Packing Your Gown
The bodice of a cleaned gown can be stuffed with white, acid-free tissue paper. The gown is then usually wrapped with more white, acid-free tissue, and placed in an acid-free box. Another alternative is wrapping the gown in a clean, white sheet and storing it in a cedar chest. Should you decide to store your gown on a hanger, it is a good idea to sew straps, slightly shorter than the bodice, to the waistline. Attaching these straps to a fabric padded hanger will relieve the pressure on the shoulders from the weight of the skirt.
Fabric covered metal buttons, pins, and sponge shoulder pads should be removed from the dress and wrapped separately; they can be safely stored in the gown box as long as they are not touching the fabric. Metal trims can oxidize and leave permanent rust stains on the fabric. Similarly, sponge padding can deteriorate and cause yellowing of the fabric.

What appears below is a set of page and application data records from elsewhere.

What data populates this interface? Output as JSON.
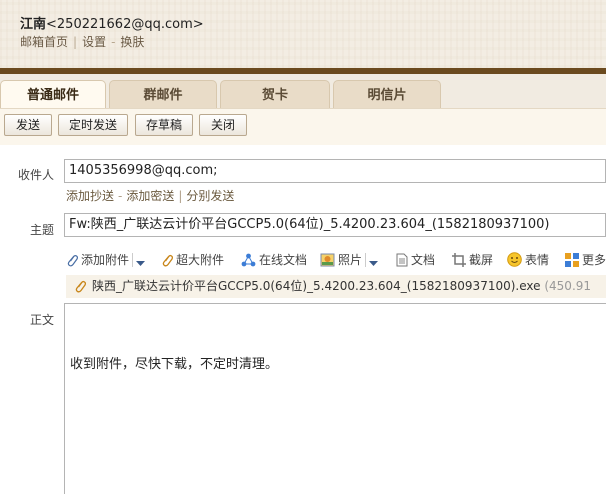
{
  "header": {
    "account_name": "江南",
    "account_email": "<250221662@qq.com>",
    "nav": [
      "邮箱首页",
      "设置",
      "换肤"
    ]
  },
  "tabs": [
    {
      "label": "普通邮件",
      "active": true
    },
    {
      "label": "群邮件",
      "active": false
    },
    {
      "label": "贺卡",
      "active": false
    },
    {
      "label": "明信片",
      "active": false
    }
  ],
  "toolbar": {
    "send": "发送",
    "schedule_send": "定时发送",
    "save_draft": "存草稿",
    "close": "关闭"
  },
  "compose": {
    "to_label": "收件人",
    "to_value": "1405356998@qq.com;",
    "add_cc": "添加抄送",
    "add_bcc": "添加密送",
    "separate_send": "分别发送",
    "subject_label": "主题",
    "subject_value": "Fw:陕西_广联达云计价平台GCCP5.0(64位)_5.4200.23.604_(1582180937100)",
    "body_label": "正文",
    "body_text": "收到附件，尽快下载，不定时清理。"
  },
  "attach_toolbar": {
    "add_attachment": "添加附件",
    "large_attachment": "超大附件",
    "online_doc": "在线文档",
    "photo": "照片",
    "document": "文档",
    "screenshot": "截屏",
    "emoji": "表情",
    "more": "更多"
  },
  "attachment": {
    "filename": "陕西_广联达云计价平台GCCP5.0(64位)_5.4200.23.604_(1582180937100).exe",
    "size": "(450.91"
  },
  "colors": {
    "header_bg": "#f3ede3",
    "brown_bar": "#6b4a1f",
    "tab_bg": "#e9dcc8",
    "link": "#6b5a3f"
  }
}
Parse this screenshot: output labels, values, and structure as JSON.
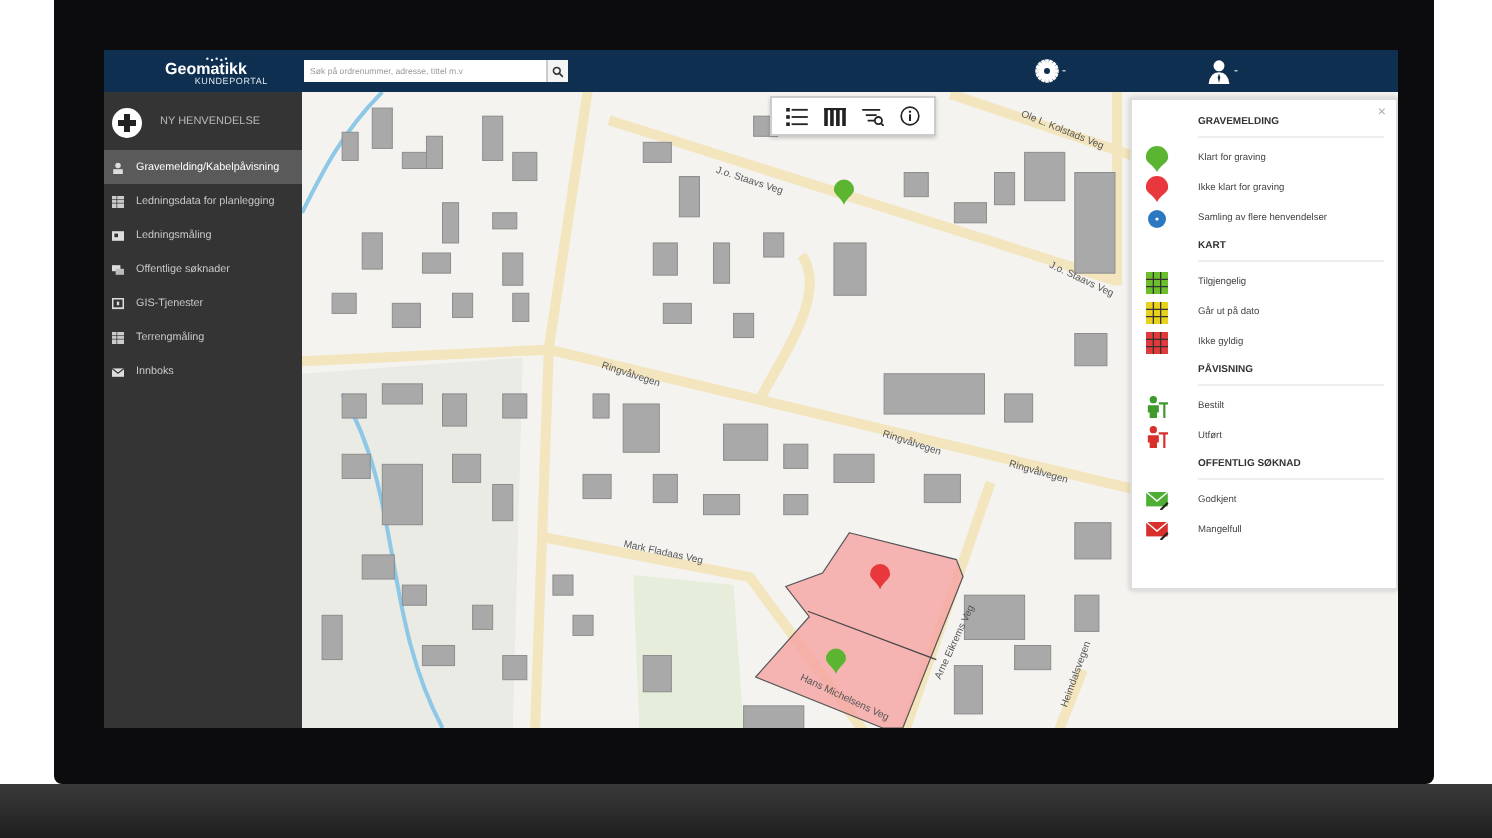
{
  "header": {
    "logo_title": "Geomatikk",
    "logo_subtitle": "KUNDEPORTAL",
    "search": {
      "placeholder": "Søk på ordrenummer, adresse, tittel m.v"
    },
    "settings_caret": "-",
    "user_caret": "-"
  },
  "sidebar": {
    "new_request": "NY HENVENDELSE",
    "items": [
      {
        "label": "Gravemelding/Kabelpåvisning",
        "selected": true
      },
      {
        "label": "Ledningsdata for planlegging",
        "selected": false
      },
      {
        "label": "Ledningsmåling",
        "selected": false
      },
      {
        "label": "Offentlige søknader",
        "selected": false
      },
      {
        "label": "GIS-Tjenester",
        "selected": false
      },
      {
        "label": "Terrengmåling",
        "selected": false
      },
      {
        "label": "Innboks",
        "selected": false
      }
    ]
  },
  "map": {
    "street_labels": [
      "Ringvålvegen",
      "Ringvålvegen",
      "Ringvålvegen",
      "Mark Fladaas Veg",
      "Hans Michelsens Veg",
      "J.o. Staavs Veg",
      "J.o. Staavs Veg",
      "Ole L. Kolstads Veg",
      "Arne Eikrems Veg",
      "Heimdalsvegen"
    ],
    "markers": [
      {
        "color": "#5cb531"
      },
      {
        "color": "#e8383d"
      },
      {
        "color": "#5cb531"
      }
    ]
  },
  "legend": {
    "close": "×",
    "sections": [
      {
        "title": "GRAVEMELDING",
        "items": [
          {
            "kind": "pin",
            "color": "#5cb531",
            "label": "Klart for graving"
          },
          {
            "kind": "pin",
            "color": "#e8383d",
            "label": "Ikke klart for graving"
          },
          {
            "kind": "cluster",
            "color": "#2a78c2",
            "label": "Samling av flere henvendelser"
          }
        ]
      },
      {
        "title": "KART",
        "items": [
          {
            "kind": "grid",
            "color": "#6cbf2a",
            "label": "Tilgjengelig"
          },
          {
            "kind": "grid",
            "color": "#e8d21c",
            "label": "Går ut på dato"
          },
          {
            "kind": "grid",
            "color": "#e23a3a",
            "label": "Ikke gyldig"
          }
        ]
      },
      {
        "title": "PÅVISNING",
        "items": [
          {
            "kind": "worker",
            "color": "#3f9a2c",
            "label": "Bestilt"
          },
          {
            "kind": "worker",
            "color": "#d9302c",
            "label": "Utført"
          }
        ]
      },
      {
        "title": "OFFENTLIG SØKNAD",
        "items": [
          {
            "kind": "envelope",
            "color": "#4fae34",
            "label": "Godkjent"
          },
          {
            "kind": "envelope",
            "color": "#d9302c",
            "label": "Mangelfull"
          }
        ]
      }
    ]
  }
}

The headpiece and veil may be extremely fragile, and may show age well before the gown. These too should be wrapped in white, acid-free tissue, and stored in the box with the gown.
Storing Your Gown
Never store your gown in plastic. Plastic wrap releases gases that can actually speed the yellowing and deterioration of the fabric. Cover it with a white sheet or muslin instead.
Keep your gown in a cool, dry place. Basements and attics are not recommended due to the significant changes in temperature and humidity these areas experience. Often, a guest bedroom, den or office closet is the ideal spot.
You should periodically inspect your gown. Stains that were missed at the time of cleaning could appear later. If you inspect your gown every year or two, you will be able to have these hidden stains treated before they become a major problem.
By preserving your wedding gown, you will have a cherished keepsake and an heirloom for your daughter and /or granddaughter to wear years from now.
Questions for Your Professional
1. How long will it take the dress(es) to come in once they’re ordered?
Some dresses take months to come in, so shop early. You will also need extra time for fittings and alterations.
2. What do alterations cost?
Get as specific an estimate as possible so you will know what to expect and fit it in your budget. Also ask about alterations to attendants’ dresses. The pricing may be different on their dresses.
3. Will my gown be steamed and pressed for pick up?
This is very important to have a professional handle this. Ask if there is an extra charge for this service.
4. Will the attendants’ dresses be pressed for pick up?
Ask if there is an extra charge for this. If there is, it is usually worth it as many fabrics are very tricky to steam.
5. What happens if I change my mind?
Ask what happens if you either cancel the wedding, postpone it or change your mind and want another dress style. Deposits are usually not returned and you may be required to pay for the entire dress.
6. Can extra fabric be ordered?
You may want extra fabric for various things including your flowergirl’s dress.
Be sure to check out Bridal Attire Worksheet under: For Brides: My Bridal Suite